Ancient ice reveals tilting of Earth's moon
Using data from numerous missions,including the Lunar Reconnaissance Orbiter (LRO) and the Lunar Crater and Observation Sensing Satellite (LCROSS), researchers have gatheredevidence that the spin axis of Earth's moon actually shifted quitesubstantially in the body's ancient past. The researchers werelooking at how ice is deposited at the two poles, when the mirroreddistribution revealed the secret.
The Moon might have been a constantfixture in the night sky since the beginning of human history, butwe're almost constantly learning new things about it. Whether it'sanalysis of rocks brought home by Apollo 16 to shed light on the body's formation, or insights into where the Man in the Moon came from, we're still working to answer plenty of mysteries about Earth'slonely satellite.

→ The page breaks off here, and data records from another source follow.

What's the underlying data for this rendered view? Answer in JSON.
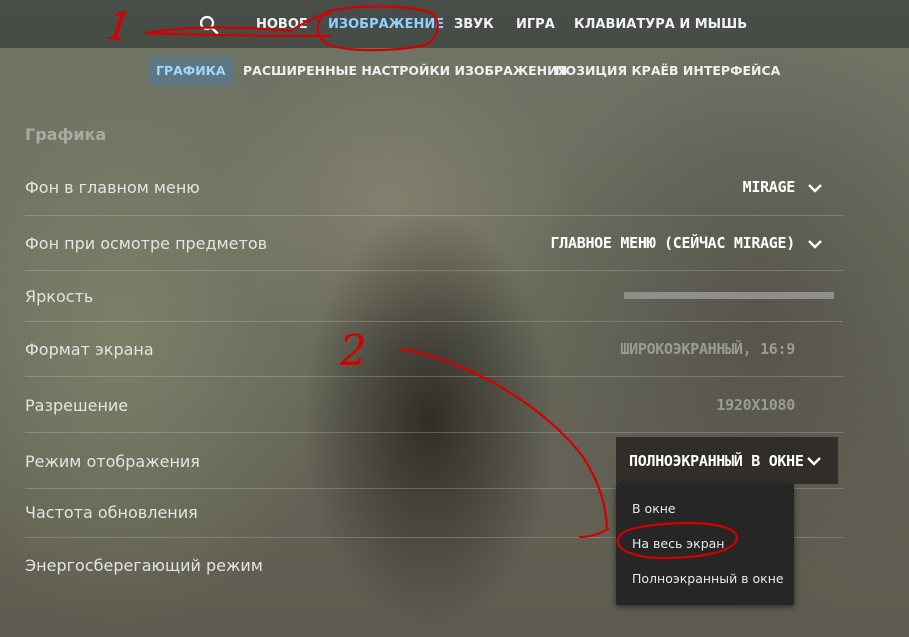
{
  "nav": {
    "items": [
      {
        "label": "НОВОЕ"
      },
      {
        "label": "ИЗОБРАЖЕНИЕ"
      },
      {
        "label": "ЗВУК"
      },
      {
        "label": "ИГРА"
      },
      {
        "label": "КЛАВИАТУРА И МЫШЬ"
      }
    ],
    "active_index": 1,
    "search_icon": "search-icon"
  },
  "subnav": {
    "items": [
      {
        "label": "ГРАФИКА"
      },
      {
        "label": "РАСШИРЕННЫЕ НАСТРОЙКИ ИЗОБРАЖЕНИЯ"
      },
      {
        "label": "ПОЗИЦИЯ КРАЁВ ИНТЕРФЕЙСА"
      }
    ],
    "active_index": 0
  },
  "section": {
    "title": "Графика"
  },
  "settings": [
    {
      "label": "Фон в главном меню",
      "value": "MIRAGE"
    },
    {
      "label": "Фон при осмотре предметов",
      "value": "ГЛАВНОЕ МЕНЮ (СЕЙЧАС MIRAGE)"
    },
    {
      "label": "Яркость"
    },
    {
      "label": "Формат экрана",
      "value": "ШИРОКОЭКРАННЫЙ, 16:9"
    },
    {
      "label": "Разрешение",
      "value": "1920X1080"
    },
    {
      "label": "Режим отображения",
      "value": "ПОЛНОЭКРАННЫЙ В ОКНЕ"
    },
    {
      "label": "Частота обновления"
    },
    {
      "label": "Энергосберегающий режим"
    }
  ],
  "display_mode_menu": {
    "options": [
      "В окне",
      "На весь экран",
      "Полноэкранный в окне"
    ]
  },
  "annotations": {
    "mark_1": "1",
    "mark_2": "2",
    "color": "#d40000"
  },
  "colors": {
    "accent": "#8fd1ff",
    "annotation": "#d40000"
  }
}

The new study reveals a pretty hugerevelation about the Moon – that the exact same face hasn't alwaysbeen the one we see now, as the rotational axis actually shifted bysome five degrees around 3 billion years ago.
In areas of the moon that areperpetually bathed in shadow, it's possible you'll find ice. But if sunlight hits aregion, any ice deposits present will melt, meaning that the entire face ofthe moon as visible from Earth is ice-free. By looking at thedistribution of ice at the Moon's poles, scientists noticed somethingunexpected – that the positioning of ice deposits appeared to havechanged at some point in the body's history.
Using data collected by several NASAmissions – namely the LRO, LCROSS, Lunar Prospector, and theGravity Recovery and Interior Laboratory (GRAIL) – the researcherscarefully studied the lunar poles. It quickly became apparent thatthe two regions had more in common with one another than waspreviously thought, with concentrations of ice displaced from eachpole by the same distance, but in opposite directions, indicatingthat the body had shifted on its axis.
Such a huge shift would require asignificant redistribution of mass. Modelling how changes in thelunar interior could have caused such a change, the team came to theconclusion that the formation and evolution of the Procellarum regionon the lunar near-side, associated with high heat flow and ancientvolcanic activity, was responsible. The volume of radioactive material in the regionis thought to be sufficient to have heated the mantle, resulting in adensity change that in turn would have reoriented the entire moon.
"The new findings are a compellingview of the moon's dynamic past," said Dr Yvonne Pendleton of theSolar System Exploration Research Virtual Institute (SSERVI), whichsupported the research. "It is wonderful to see the results ofseveral missions pointing to these insights."
The results of the project arepublished in full in the journal Nature.